(Dataset extract)
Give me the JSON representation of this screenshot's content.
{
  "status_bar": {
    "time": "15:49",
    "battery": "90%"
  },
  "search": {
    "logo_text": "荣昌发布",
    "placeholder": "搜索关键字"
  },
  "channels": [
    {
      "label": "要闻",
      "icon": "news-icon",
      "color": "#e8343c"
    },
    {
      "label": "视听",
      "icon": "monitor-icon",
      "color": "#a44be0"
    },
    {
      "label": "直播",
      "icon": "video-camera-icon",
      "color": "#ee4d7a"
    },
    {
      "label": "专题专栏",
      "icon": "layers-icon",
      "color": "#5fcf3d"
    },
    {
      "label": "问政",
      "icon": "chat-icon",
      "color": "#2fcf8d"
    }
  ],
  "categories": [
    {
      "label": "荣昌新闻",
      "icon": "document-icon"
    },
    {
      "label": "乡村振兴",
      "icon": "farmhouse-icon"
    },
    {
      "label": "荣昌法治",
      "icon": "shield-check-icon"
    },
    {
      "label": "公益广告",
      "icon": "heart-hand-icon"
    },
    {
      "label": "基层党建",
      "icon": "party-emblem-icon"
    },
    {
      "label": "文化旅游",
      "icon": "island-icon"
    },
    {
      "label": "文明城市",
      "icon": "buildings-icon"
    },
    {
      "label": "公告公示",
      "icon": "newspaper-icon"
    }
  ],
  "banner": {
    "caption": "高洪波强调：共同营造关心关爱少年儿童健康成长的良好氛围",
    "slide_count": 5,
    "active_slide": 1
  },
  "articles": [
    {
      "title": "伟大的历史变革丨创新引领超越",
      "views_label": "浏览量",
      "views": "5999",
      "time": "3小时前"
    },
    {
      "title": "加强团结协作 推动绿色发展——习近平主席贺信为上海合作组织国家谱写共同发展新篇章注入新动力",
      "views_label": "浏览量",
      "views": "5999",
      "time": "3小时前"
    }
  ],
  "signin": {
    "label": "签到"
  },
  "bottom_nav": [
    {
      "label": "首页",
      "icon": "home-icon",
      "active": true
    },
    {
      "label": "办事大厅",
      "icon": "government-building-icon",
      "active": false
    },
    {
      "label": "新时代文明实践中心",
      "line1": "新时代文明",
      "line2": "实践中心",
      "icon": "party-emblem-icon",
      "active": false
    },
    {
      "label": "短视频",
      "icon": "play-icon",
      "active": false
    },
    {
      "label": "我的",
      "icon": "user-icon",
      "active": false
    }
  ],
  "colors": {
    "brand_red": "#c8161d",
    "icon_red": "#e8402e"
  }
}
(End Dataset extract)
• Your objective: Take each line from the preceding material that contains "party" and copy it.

• Solution for this problem:
      "icon": "party-emblem-icon"
      "icon": "party-emblem-icon",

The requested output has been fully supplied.